City noise and body rhythms

We tend to think of noisy places as ‘fast’ and quiet places as ‘slow’. There’s a rather obvious reason for this: motion – from cars, tube trains, hordes of commuters – usually generates noise. Other kinds of noise, though, have nothing to do with movement. A pub packed with people shouting to be heard above the music might still feel(…)

Finally on TripAdvisor!

Five years (yes, five!) since we launched, we are now FINALLY on TripAdvisor. We’re pleased as punch.So far we’ve had five wonderful reviews posted there. But we’ve got loads more on our website, amassed over the years. They give a really good flavour of what to expect.We’re always delighted to hear from people about their experiences on(…)

Crossrail: adventures in waste

There’s so much of wonder about Crossrail, the new railway under London that will link Reading and Heathrow with Shenfield and Abbey Wood when it opens in 2019. First off, there’s the staggeringly ambitious engineering work to construct 42km of tunnels through the centre of a city already riddled with holes from the tube network.The real joy for(…)

London Marches

With huge political changes happening this year, we can expect London to play an important role as a place of protest.So, on Friday there will be Stand Up To Trump protests outside the US Embassy coinciding with Trump’s inauguration. On Saturday, thousands are expected to join the Women’s March from the US embassy to Trafalgar Square: a ‘sister’ march(…)

An Ear to the London Night

We’re delighted to be part of The Night Museum — a week of free events in and around the Museum of London from 29 October to 4 November exploring ‘the hidden, the illicit and the lost’.Rosie will be leading An Ear to the London Night on Wednesday 2 November. It’s a 45 minute adapted version of The London Ear where(…)

Where we don’t look

Judd Flogdell came on A Genius Tour last Saturday and devised an ‘unlearning’ experiment for herself to do afterwards (see post on The Benefits of Unlearning). She reports on the results:I’m calling this my Behind the Picture experiment.I chose the Thomas Lawrence print on my living room wall. After having reversed it and contemplated it(…)

Contactless but tactile

Technologies like automatic doors, sensor-controlled escalators and even contactless payments all allow us to glide through London without touching it—with our hands, that is.We feel the city with our feet. Through the soles of our shoes we learn the texture of London’s uneven paving, lumpy tarmac and slippery cobbles. We also read the city with our(…)

The benefits of unlearning

To navigate our way through life we most often apply a kind of internal filter that organises the world into priority, inessential and junk. It’s a useful tool.

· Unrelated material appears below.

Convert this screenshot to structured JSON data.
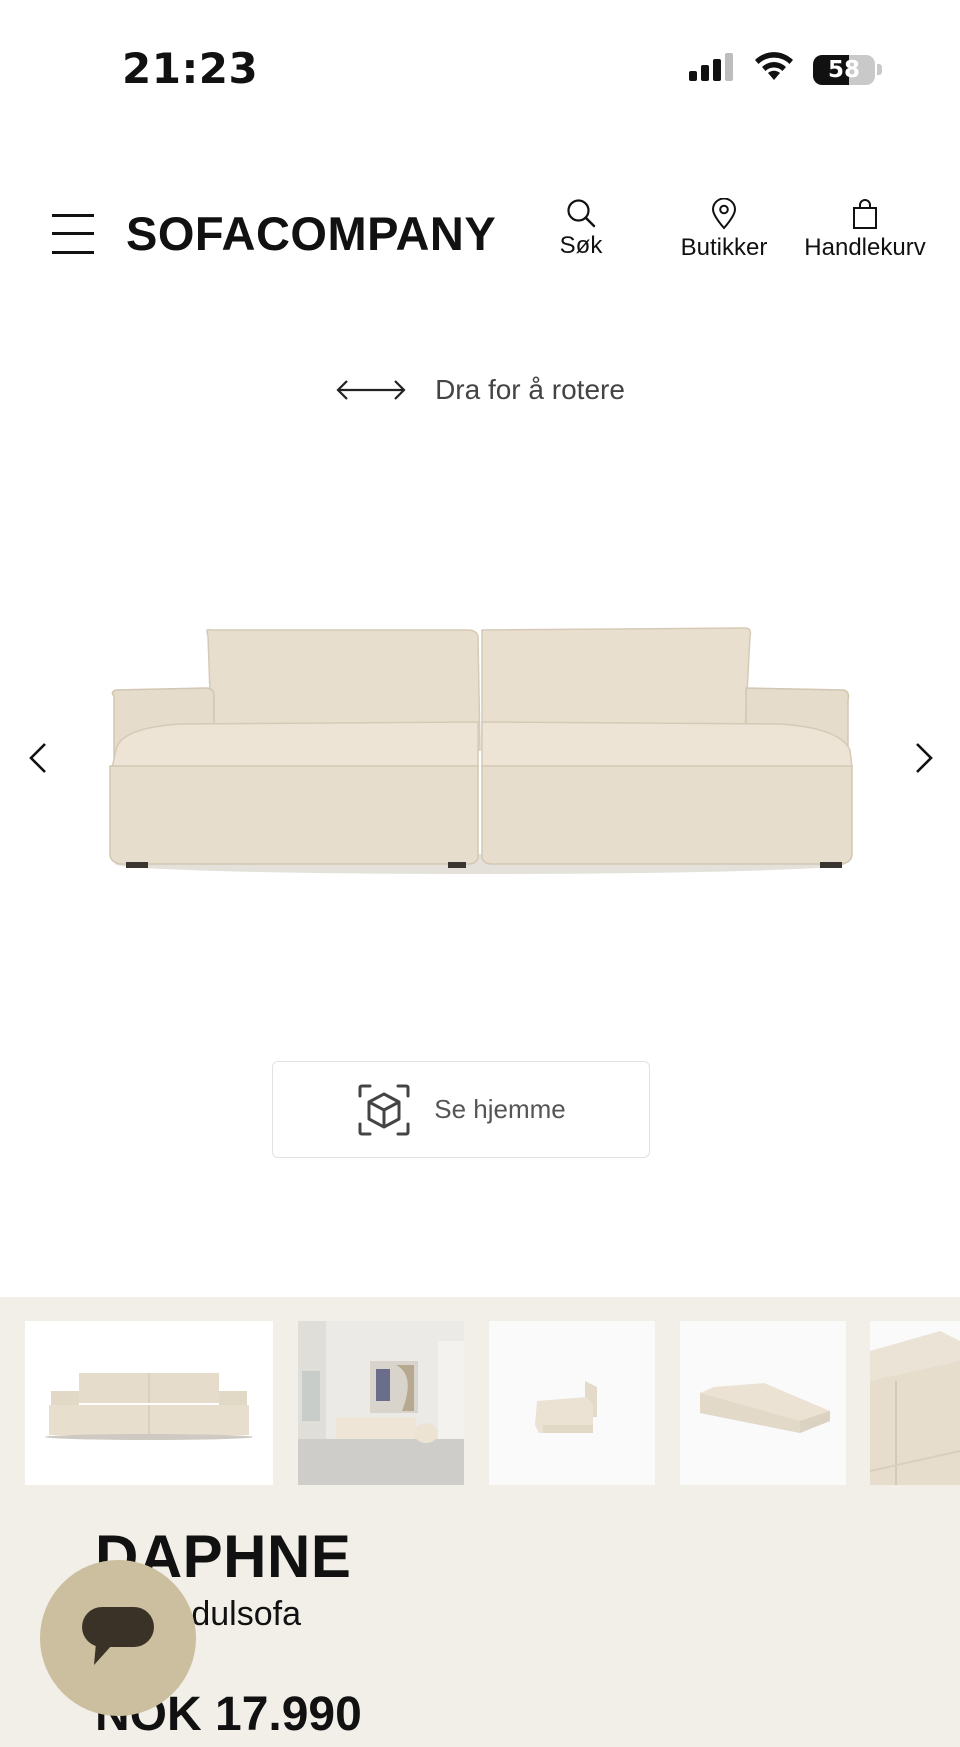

But how much of the richness of experience does it blank out? How far does it hamper our powers of perception and imagination? Sometimes what we think we already know(…)

Slow growth and ancient roots

Now that London’s trees have all outed themselves with their new foliage, it’s a great time to go tree spotting. The Natural History Museum’s Leafsnap UK app is a handy tool for identifying species from their leaves. Of all the city’s trees, the London plane (pictured left) gives the capital its arboreal character. But it hasn’t(…)

Nothing is lost, nothing is created, everything is transformed

So wrote the French chemist Antoine Lavoisier in 1774, summing up his discovery that although matter can change its state in a chemical reaction, the total mass of matter remains the same.‘Everything is transformed’ could also serve as the motto for the Circular Economy: the idea that we can produce stuff without waste or pollution(…)